Who wouldn’t like another chance to do all again, to get it right this time? To be young and pain free, careless and bright? Of course, we know from Tom Hanks experience that being young comes with its own challenges, right?

https://www.Shakespir.com/books/view/708604

 

A Button to Save The World

The end of the world is nigh. Cities lay in ruins, almost everyone unemployed and global warming threatens to overwhelm us.

What if you could press a button to make everything alright?

The time had to come soon though; they had to stop it hitting the tipping point. The point when global temperatures would rise two degrees above the pre-industrial revolution levels, when the Greenland ice sheets would melt and we would begin to burn. Ever more chaotic weather patterns, famine, war and quite possibly end of the humanity. The earth would live on but humanity, our civilisation and history would die screaming.

What if you could press a button to stop it all? Reverse and even eliminate global warning? Would you?

Of course you would, but as Patrick K. Useful discovers, saving the Earth has a cost.

One man has a Button, which when pressed will save the world.

Patrick K Useful wants to stop him.

https://www.Shakespir.com/books/view/387270

 


The Witness

The Witness When you die you return, a mute, invisible presence who watches all your days repeat. All your sorrows, all your joys. You watch your entire life replay as a mute observer. A witness.

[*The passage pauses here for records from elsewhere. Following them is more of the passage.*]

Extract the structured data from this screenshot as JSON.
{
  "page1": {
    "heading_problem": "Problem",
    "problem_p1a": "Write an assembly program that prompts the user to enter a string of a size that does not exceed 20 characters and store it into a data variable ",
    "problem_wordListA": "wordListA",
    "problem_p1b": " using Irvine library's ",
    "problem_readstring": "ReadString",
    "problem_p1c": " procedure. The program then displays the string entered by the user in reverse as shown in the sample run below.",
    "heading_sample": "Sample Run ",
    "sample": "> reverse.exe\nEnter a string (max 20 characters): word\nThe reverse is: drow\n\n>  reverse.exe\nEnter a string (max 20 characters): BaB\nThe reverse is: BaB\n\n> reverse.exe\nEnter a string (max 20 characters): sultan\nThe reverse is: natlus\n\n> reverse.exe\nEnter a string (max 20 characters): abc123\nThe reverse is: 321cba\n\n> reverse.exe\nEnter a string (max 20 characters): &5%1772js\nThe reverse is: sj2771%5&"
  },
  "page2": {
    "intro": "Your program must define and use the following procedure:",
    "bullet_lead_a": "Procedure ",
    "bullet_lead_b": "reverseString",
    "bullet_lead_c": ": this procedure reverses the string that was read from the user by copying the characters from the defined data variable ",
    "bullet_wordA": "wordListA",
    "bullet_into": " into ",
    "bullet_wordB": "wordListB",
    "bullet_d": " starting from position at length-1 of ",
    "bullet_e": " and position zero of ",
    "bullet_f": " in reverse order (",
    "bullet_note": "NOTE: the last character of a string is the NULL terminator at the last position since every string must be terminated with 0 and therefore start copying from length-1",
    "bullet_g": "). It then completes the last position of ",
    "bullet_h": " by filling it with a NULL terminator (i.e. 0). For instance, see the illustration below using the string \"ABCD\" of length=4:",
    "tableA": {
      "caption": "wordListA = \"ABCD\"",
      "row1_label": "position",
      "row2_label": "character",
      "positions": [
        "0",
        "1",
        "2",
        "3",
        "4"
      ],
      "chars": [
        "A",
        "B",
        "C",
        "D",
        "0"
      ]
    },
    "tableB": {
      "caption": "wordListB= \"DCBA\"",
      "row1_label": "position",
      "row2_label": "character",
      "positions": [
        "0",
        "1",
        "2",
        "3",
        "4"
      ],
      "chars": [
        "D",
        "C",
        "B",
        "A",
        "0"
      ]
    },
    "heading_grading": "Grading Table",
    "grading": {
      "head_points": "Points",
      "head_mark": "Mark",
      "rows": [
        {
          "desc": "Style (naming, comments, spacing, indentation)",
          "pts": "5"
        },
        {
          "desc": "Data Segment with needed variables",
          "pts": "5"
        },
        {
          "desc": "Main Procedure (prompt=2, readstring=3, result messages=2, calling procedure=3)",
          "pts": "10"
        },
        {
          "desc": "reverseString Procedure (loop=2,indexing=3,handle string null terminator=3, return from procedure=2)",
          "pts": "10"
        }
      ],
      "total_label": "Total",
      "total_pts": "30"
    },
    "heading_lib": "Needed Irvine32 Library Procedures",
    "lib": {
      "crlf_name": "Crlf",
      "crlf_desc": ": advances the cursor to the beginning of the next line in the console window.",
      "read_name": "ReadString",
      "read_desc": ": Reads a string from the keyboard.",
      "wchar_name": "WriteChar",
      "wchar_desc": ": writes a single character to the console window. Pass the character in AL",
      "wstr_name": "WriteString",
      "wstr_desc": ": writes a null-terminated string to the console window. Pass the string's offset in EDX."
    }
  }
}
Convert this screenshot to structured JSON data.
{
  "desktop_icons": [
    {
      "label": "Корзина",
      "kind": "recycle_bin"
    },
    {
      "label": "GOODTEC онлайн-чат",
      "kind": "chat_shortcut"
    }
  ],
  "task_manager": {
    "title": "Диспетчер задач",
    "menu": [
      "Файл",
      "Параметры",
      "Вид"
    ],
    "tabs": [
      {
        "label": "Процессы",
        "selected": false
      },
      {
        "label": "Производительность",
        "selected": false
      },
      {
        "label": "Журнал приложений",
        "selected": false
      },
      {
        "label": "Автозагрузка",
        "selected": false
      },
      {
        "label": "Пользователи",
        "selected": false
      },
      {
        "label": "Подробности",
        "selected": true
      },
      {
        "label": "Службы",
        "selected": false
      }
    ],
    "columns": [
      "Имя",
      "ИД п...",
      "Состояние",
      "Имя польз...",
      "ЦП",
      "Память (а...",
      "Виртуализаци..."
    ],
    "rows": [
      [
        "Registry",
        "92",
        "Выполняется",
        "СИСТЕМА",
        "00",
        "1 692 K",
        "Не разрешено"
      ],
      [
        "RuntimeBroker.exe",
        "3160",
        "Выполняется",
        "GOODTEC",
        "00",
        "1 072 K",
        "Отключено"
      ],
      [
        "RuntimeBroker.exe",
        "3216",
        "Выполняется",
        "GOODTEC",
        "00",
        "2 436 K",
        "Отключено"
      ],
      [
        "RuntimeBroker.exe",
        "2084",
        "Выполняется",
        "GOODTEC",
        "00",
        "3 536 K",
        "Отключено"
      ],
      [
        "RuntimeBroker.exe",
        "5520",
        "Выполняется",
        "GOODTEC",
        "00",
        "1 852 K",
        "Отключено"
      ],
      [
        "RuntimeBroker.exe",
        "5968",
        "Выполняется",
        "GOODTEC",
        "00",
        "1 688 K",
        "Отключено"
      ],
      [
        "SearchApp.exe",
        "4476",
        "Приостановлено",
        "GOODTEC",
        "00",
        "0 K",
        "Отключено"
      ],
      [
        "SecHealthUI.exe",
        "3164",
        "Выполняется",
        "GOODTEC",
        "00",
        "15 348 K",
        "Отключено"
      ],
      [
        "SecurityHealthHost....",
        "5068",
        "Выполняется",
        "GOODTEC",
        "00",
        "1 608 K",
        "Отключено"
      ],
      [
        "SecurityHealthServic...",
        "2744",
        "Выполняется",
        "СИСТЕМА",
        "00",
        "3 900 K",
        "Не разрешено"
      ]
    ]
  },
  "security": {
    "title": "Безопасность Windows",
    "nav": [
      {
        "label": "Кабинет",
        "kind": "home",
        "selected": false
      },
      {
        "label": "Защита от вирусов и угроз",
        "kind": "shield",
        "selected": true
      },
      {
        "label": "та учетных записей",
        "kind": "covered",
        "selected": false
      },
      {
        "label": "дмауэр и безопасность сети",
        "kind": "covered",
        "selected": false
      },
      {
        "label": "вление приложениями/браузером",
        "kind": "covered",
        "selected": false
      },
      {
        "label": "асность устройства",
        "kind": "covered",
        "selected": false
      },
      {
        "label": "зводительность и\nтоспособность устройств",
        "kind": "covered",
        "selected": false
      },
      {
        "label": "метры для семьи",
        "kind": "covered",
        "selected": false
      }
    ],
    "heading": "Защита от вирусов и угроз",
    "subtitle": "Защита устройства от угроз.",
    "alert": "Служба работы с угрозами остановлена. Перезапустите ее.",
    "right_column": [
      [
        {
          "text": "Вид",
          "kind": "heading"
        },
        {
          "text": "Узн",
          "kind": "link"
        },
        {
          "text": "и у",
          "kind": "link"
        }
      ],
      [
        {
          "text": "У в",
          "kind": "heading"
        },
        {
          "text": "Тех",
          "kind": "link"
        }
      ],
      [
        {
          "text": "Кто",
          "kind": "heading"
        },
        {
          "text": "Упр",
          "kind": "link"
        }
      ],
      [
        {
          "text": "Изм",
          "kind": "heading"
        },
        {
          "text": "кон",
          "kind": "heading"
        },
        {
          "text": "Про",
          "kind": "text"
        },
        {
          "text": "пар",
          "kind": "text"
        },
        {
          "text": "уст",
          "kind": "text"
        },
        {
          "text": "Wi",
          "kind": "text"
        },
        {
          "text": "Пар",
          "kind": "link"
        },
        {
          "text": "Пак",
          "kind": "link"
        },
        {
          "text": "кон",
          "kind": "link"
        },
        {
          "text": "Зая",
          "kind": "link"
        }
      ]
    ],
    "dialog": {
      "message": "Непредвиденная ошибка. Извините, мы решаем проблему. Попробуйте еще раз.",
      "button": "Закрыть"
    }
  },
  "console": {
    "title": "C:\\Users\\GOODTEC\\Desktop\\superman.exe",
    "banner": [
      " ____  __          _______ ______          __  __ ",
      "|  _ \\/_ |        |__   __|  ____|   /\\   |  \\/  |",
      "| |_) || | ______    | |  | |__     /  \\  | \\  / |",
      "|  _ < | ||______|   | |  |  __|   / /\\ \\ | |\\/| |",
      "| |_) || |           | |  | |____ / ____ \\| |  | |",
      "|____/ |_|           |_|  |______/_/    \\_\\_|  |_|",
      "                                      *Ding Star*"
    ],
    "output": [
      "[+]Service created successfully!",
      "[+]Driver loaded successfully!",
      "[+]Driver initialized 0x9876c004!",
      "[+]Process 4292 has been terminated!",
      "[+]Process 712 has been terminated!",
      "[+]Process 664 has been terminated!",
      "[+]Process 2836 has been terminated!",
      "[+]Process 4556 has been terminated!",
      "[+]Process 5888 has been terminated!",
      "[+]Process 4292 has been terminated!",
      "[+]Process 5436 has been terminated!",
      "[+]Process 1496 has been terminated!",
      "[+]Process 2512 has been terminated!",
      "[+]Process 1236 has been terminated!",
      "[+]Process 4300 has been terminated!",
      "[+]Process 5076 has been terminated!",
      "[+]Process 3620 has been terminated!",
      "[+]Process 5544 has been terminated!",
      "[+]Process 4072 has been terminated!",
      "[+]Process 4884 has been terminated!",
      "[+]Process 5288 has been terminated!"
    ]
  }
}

  • ISBN: 9781370881871
  • Author: Edgar Million
  • Published: 2017-03-18 14:20:10
  • Words: 1598
The Witness The Witness